-- Exercise requirements --
Search each line below for "this", then return the lines where it appears.

==== The data ====

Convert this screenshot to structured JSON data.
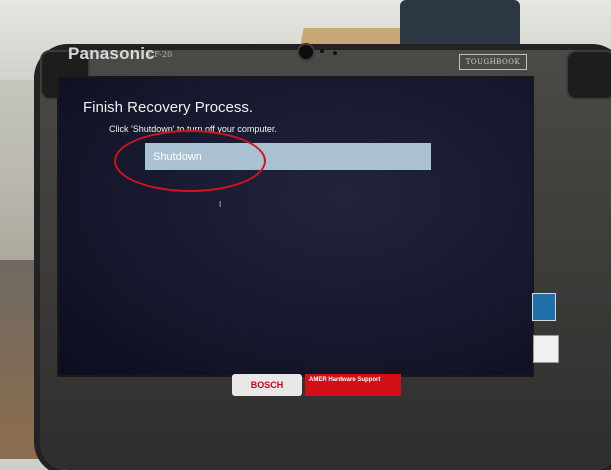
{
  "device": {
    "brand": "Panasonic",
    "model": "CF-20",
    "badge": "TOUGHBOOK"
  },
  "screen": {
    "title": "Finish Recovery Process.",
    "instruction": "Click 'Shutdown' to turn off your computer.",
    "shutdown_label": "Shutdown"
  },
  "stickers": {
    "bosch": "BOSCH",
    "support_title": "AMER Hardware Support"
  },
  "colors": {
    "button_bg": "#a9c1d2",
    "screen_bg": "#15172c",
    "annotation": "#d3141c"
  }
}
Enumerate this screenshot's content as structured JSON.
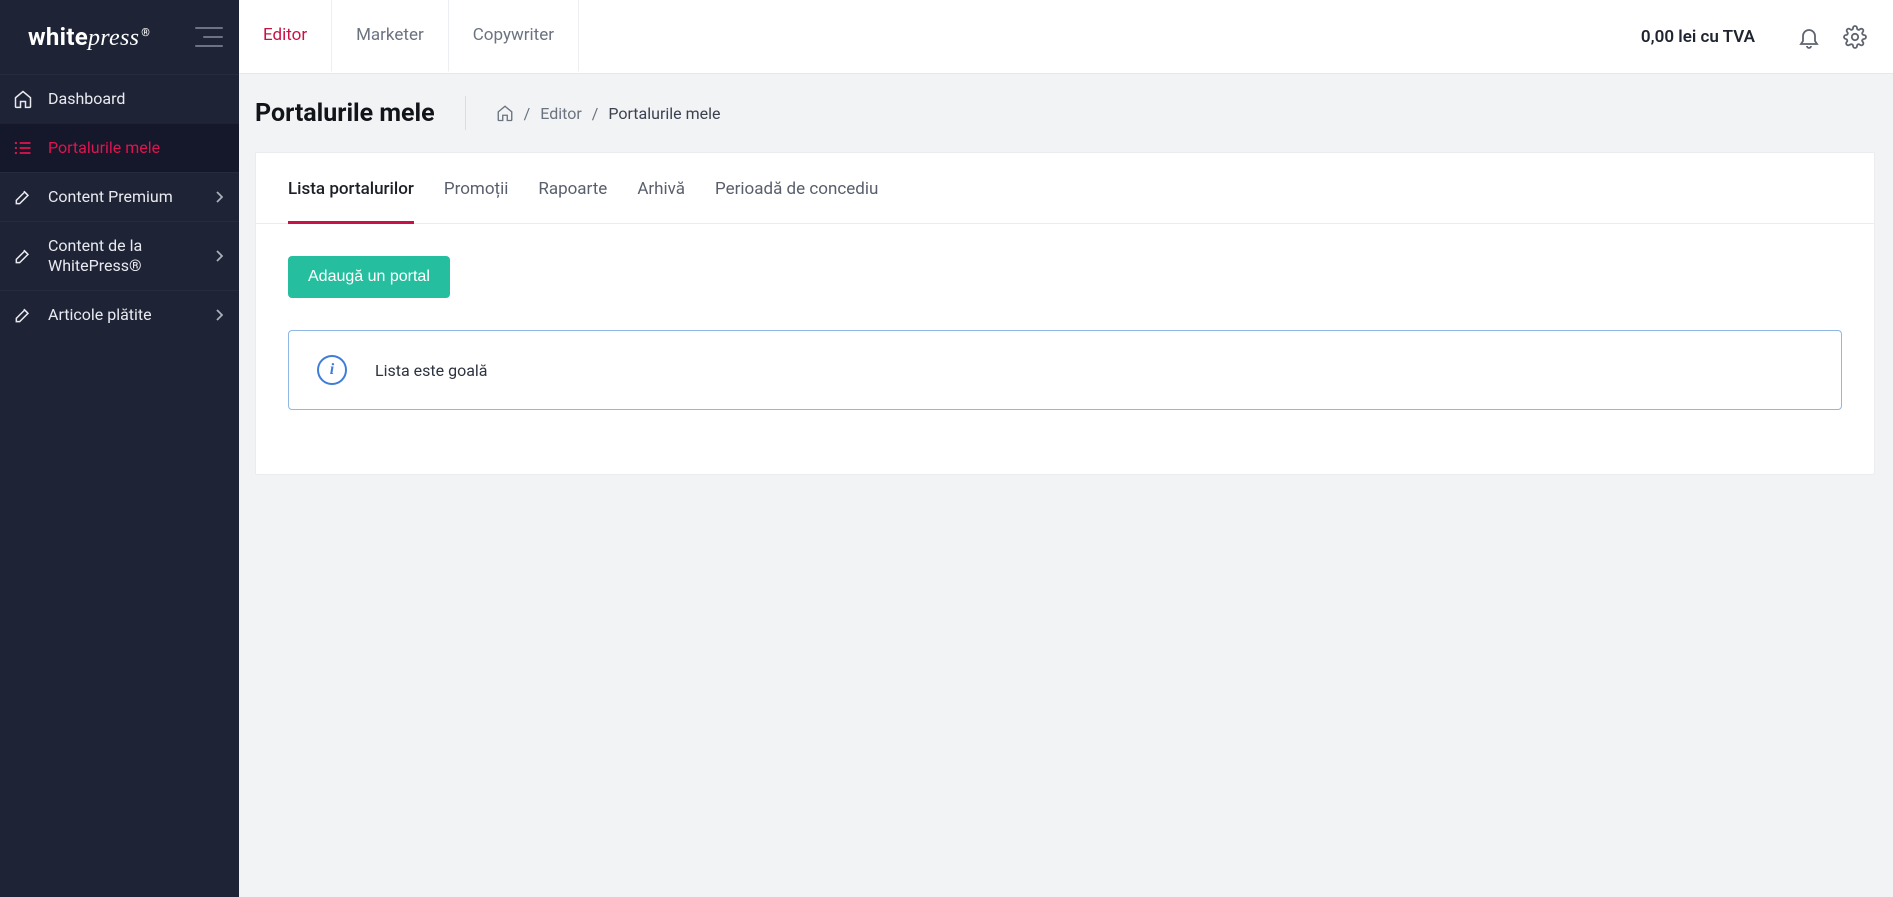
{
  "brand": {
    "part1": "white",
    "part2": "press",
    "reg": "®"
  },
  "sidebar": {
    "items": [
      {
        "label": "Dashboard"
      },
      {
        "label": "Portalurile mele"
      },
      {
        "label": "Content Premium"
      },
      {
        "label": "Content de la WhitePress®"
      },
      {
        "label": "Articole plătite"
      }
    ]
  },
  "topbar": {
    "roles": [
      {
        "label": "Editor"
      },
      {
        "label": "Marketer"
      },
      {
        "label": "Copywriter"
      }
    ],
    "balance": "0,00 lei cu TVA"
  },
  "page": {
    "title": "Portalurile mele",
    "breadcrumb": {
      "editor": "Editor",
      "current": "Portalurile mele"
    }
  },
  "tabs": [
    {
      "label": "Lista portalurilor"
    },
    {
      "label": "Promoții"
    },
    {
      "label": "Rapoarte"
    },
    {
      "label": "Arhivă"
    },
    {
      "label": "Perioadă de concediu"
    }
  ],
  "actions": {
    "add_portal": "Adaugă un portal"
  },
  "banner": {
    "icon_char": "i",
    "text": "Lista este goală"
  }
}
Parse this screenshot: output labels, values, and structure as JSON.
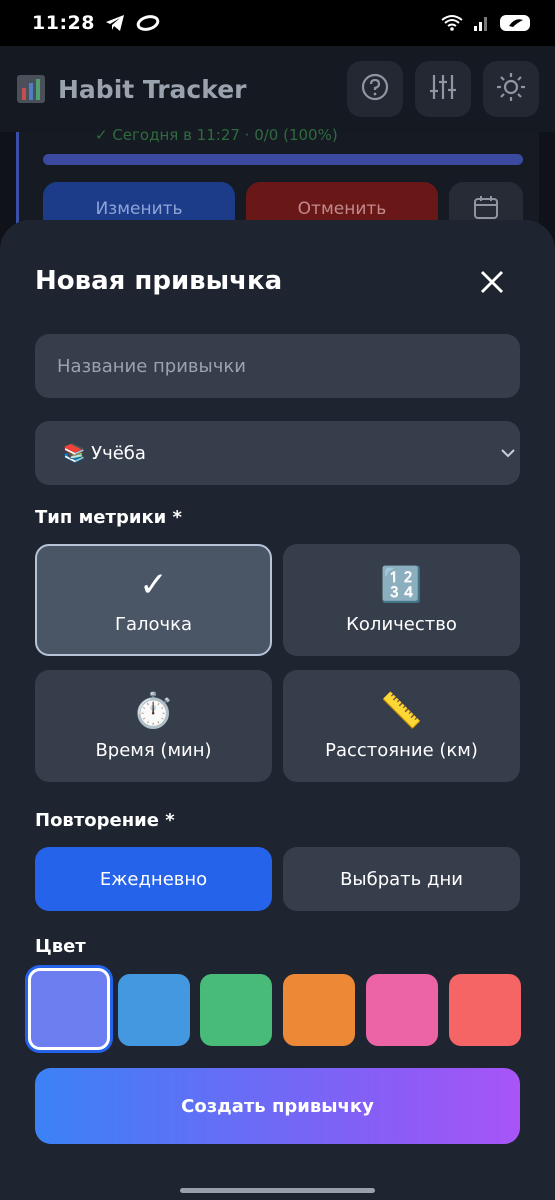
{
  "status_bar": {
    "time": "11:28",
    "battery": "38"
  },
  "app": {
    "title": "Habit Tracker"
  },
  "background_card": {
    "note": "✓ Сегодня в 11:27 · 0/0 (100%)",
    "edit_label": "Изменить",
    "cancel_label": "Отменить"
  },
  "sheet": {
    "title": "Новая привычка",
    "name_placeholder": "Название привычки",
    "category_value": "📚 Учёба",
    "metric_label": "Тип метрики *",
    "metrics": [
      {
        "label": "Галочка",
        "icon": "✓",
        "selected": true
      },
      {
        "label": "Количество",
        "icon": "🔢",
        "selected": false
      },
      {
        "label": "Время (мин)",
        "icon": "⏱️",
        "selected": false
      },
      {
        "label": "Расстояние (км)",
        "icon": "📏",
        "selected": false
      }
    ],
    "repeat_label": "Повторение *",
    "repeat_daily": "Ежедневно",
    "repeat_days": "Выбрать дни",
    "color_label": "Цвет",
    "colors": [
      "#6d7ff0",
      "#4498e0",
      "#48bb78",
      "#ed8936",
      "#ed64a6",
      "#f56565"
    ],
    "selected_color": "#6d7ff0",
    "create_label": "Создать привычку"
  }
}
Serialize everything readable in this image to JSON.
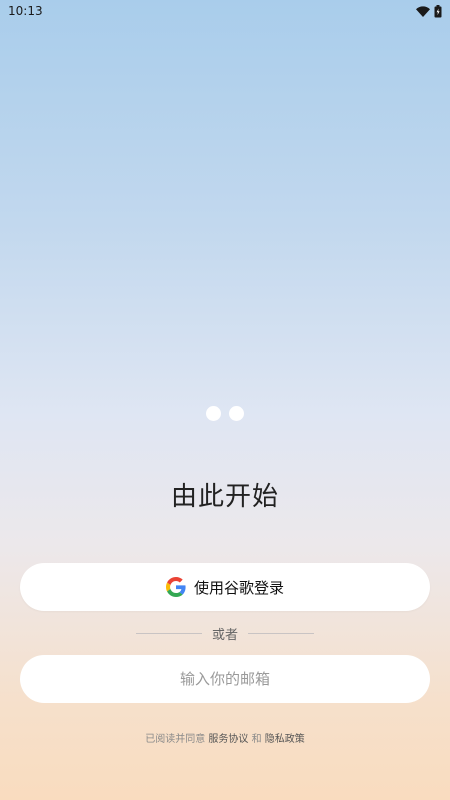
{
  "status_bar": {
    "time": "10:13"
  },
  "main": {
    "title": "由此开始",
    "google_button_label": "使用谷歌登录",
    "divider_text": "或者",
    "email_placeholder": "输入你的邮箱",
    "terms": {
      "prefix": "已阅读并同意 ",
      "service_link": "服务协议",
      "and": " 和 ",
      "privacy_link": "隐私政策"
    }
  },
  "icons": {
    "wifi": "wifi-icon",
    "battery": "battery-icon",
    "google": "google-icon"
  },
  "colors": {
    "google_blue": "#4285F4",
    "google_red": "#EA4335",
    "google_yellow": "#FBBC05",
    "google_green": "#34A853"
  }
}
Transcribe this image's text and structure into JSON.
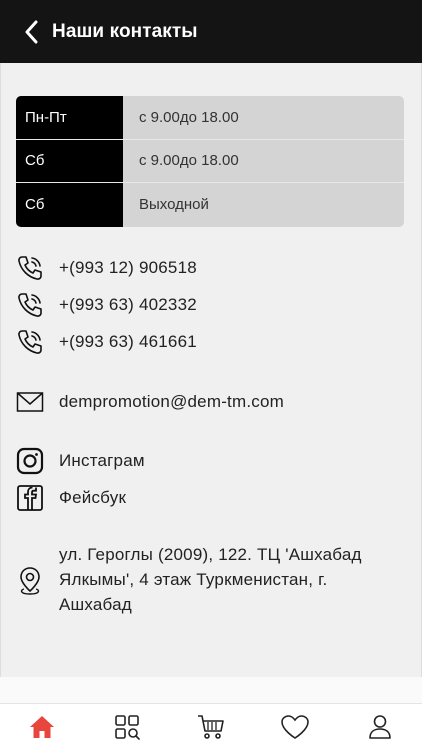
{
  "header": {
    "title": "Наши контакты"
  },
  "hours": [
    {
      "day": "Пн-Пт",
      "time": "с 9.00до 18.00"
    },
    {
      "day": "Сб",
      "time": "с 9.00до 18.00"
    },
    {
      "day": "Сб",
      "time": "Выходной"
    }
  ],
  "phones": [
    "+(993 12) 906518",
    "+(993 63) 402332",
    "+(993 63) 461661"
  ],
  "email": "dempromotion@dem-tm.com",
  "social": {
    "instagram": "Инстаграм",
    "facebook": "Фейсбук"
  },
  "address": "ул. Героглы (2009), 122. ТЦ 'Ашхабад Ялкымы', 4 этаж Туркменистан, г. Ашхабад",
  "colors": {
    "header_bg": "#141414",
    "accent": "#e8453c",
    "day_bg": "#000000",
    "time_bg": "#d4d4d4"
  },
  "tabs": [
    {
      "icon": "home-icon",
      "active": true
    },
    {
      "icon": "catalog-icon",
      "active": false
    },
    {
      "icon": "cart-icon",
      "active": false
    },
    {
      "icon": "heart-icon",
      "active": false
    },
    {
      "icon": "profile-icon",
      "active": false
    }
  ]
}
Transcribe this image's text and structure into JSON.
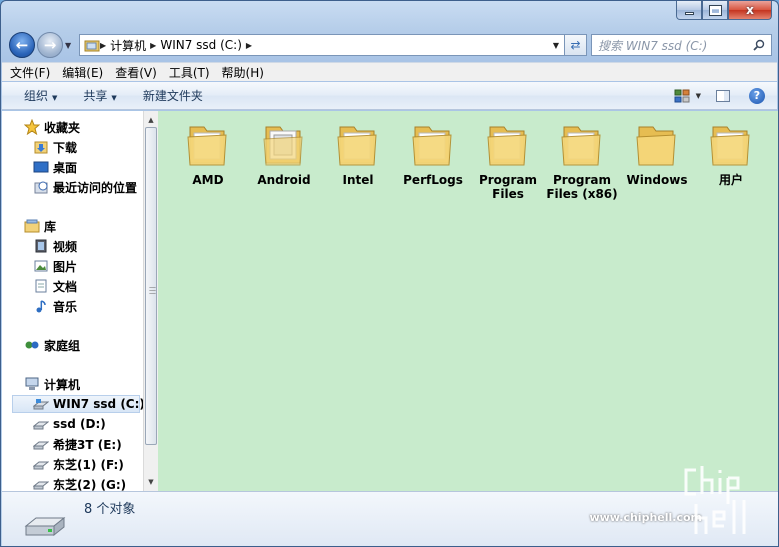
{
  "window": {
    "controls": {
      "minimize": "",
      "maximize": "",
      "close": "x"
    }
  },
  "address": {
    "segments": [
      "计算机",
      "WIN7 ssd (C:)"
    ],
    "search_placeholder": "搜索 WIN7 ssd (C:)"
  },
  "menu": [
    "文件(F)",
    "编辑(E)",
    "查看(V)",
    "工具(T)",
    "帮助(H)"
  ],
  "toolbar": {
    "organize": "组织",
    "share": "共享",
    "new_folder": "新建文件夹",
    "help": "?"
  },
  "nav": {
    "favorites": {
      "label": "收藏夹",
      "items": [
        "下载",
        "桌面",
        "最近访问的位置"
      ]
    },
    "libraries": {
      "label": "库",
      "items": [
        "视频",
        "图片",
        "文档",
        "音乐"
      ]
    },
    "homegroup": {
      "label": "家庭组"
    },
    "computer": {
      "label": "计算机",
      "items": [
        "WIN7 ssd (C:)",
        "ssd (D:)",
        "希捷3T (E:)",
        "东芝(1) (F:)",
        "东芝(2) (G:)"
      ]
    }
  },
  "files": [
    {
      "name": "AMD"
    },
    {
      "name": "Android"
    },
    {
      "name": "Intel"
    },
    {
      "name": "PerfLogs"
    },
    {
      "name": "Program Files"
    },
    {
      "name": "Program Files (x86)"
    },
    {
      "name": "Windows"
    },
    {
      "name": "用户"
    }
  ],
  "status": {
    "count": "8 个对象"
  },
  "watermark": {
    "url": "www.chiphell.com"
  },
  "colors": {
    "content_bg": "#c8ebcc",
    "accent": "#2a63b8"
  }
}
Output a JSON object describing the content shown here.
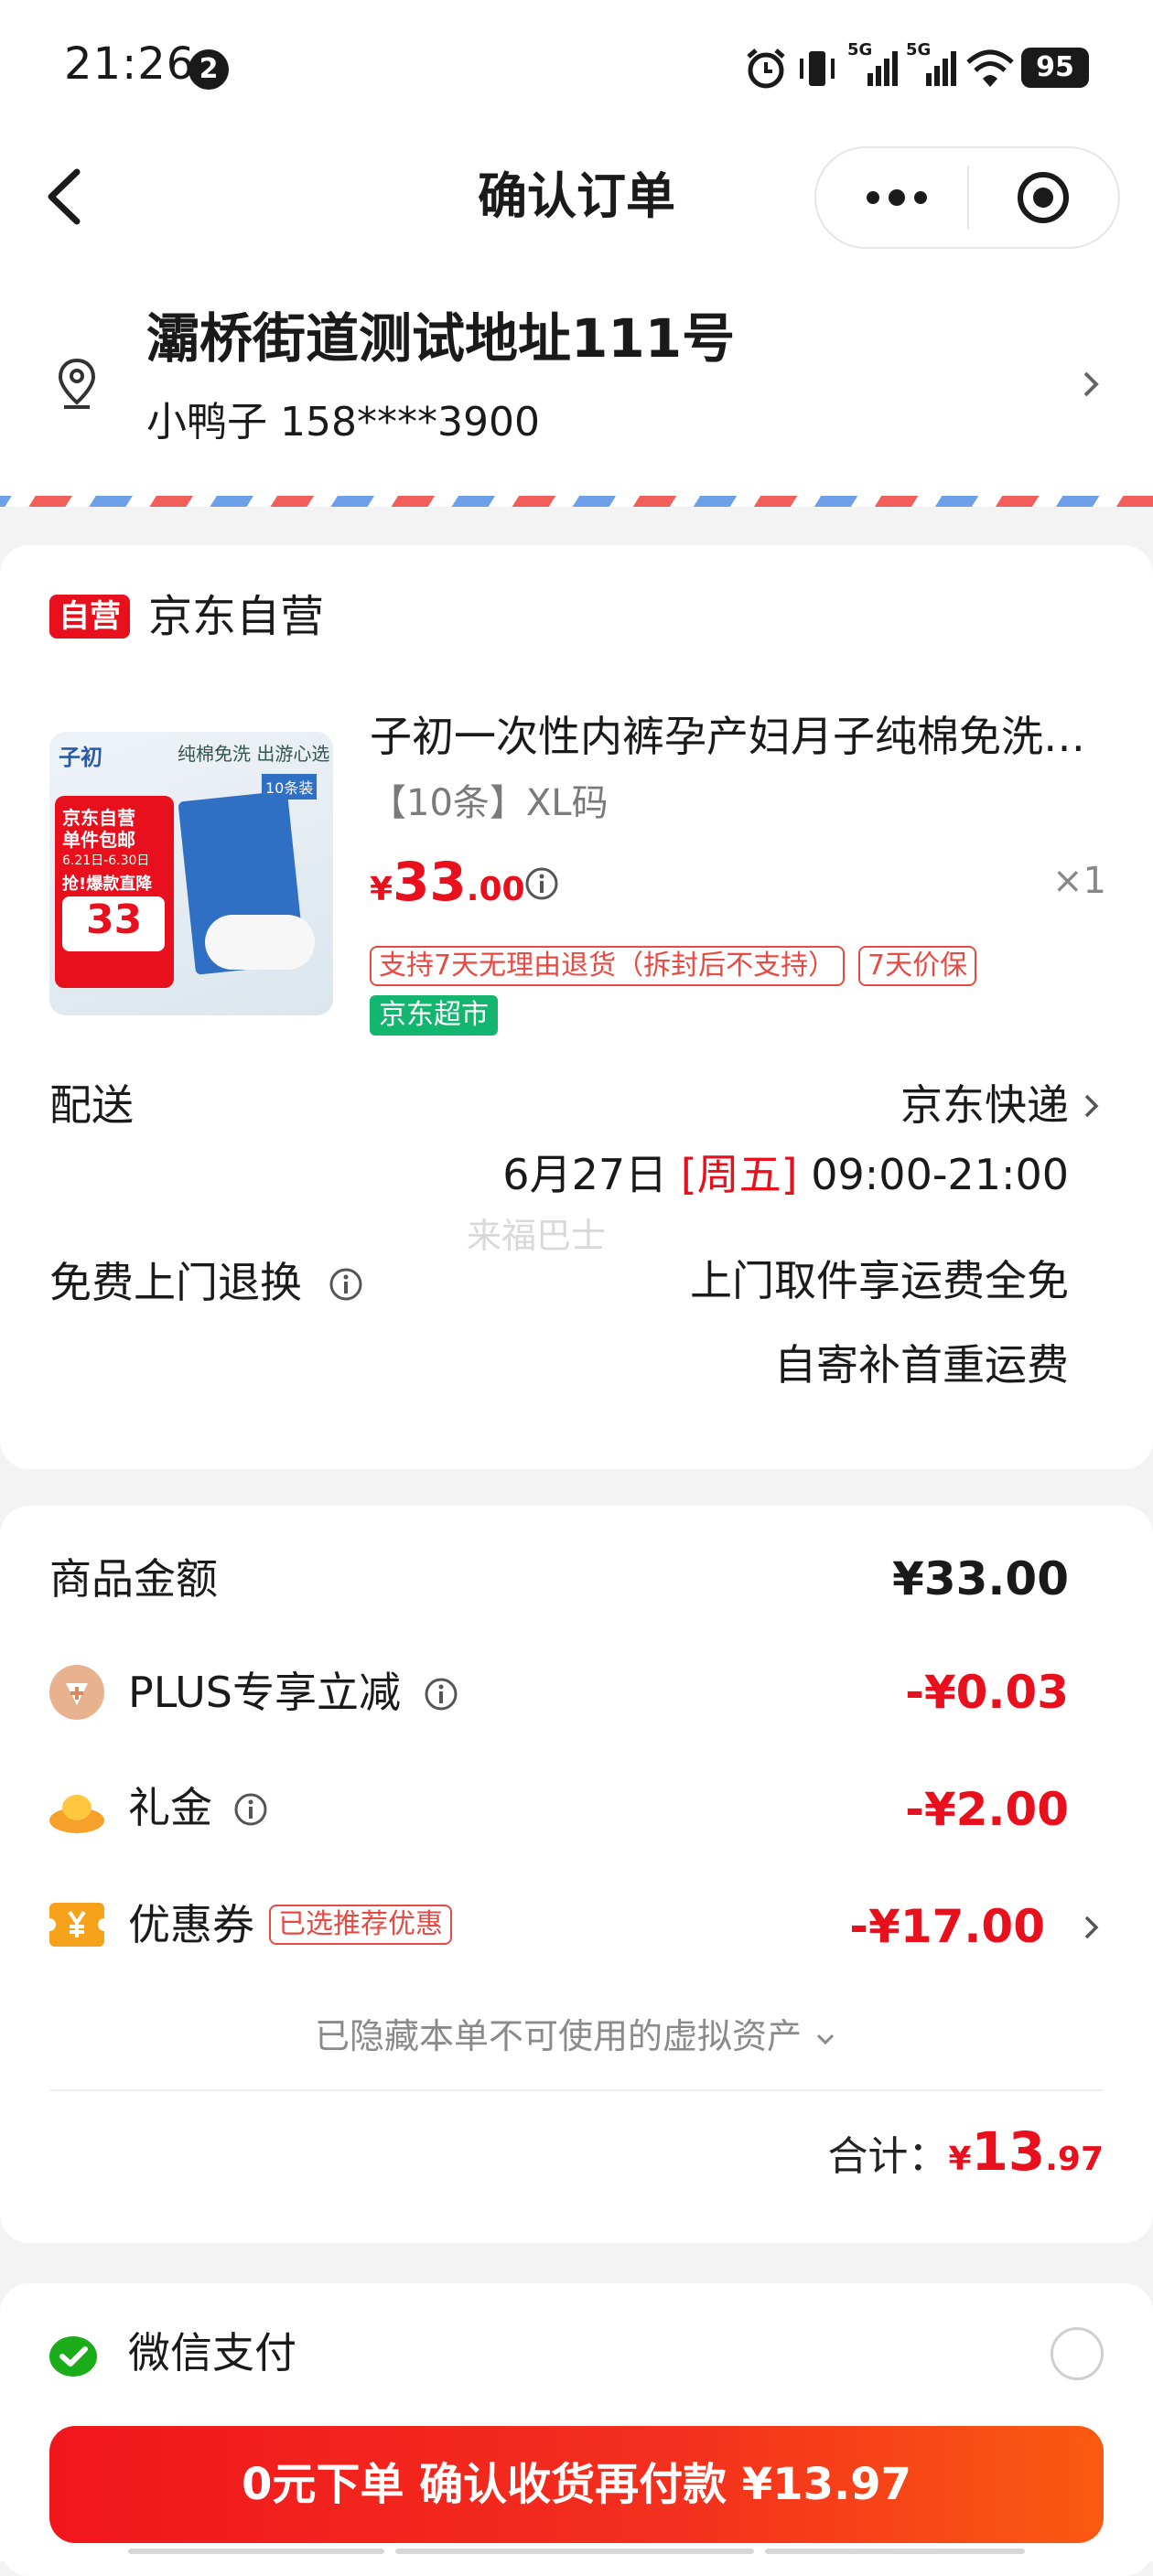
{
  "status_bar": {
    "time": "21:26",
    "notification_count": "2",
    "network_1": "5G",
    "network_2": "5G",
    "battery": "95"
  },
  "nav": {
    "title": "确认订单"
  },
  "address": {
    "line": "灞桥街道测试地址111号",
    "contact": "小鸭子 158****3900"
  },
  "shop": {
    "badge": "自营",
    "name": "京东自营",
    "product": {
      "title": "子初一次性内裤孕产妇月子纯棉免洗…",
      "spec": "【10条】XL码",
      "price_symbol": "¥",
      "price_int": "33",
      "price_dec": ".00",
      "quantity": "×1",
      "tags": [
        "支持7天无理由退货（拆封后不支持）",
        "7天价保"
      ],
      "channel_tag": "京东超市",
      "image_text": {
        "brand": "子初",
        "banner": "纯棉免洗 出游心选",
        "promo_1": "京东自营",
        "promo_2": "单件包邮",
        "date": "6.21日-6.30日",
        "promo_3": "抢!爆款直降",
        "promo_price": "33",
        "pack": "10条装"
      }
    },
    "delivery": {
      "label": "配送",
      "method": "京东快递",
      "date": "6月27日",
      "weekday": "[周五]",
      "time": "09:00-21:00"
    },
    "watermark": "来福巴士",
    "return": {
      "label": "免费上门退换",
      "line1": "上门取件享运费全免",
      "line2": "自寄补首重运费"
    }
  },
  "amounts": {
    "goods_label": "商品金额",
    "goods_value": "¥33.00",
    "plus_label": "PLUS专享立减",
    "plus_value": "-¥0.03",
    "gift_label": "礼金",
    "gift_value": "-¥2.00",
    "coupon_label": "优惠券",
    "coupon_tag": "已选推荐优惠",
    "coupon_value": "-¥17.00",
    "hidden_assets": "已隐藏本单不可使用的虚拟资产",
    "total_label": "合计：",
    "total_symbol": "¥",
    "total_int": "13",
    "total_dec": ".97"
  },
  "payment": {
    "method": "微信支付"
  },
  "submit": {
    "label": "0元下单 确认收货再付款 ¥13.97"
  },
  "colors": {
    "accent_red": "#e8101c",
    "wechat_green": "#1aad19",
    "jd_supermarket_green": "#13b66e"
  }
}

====

-- Response box --
Convert this screenshot to structured JSON data.
Enumerate this screenshot's content as structured JSON.
Parse this screenshot: output labels, values, and structure as JSON.
Serialize everything readable in this image to JSON.
Transcribe this image's text and structure into JSON.
Transcribe this image's text and structure into JSON.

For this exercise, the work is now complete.